Report how many lines below contain the word "title", giving the number and no other words.
___
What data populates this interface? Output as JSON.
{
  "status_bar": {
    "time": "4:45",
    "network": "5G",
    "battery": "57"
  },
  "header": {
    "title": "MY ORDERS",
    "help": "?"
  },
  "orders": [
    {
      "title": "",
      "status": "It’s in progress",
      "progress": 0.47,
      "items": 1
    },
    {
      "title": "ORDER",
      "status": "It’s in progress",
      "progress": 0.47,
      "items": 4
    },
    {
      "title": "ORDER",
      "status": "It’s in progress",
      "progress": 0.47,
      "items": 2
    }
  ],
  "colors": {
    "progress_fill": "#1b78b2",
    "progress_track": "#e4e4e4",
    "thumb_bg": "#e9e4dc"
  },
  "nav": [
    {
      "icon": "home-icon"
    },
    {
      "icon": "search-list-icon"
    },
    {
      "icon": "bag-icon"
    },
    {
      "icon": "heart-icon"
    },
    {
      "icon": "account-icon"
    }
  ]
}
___
● COMPLETED TASK
4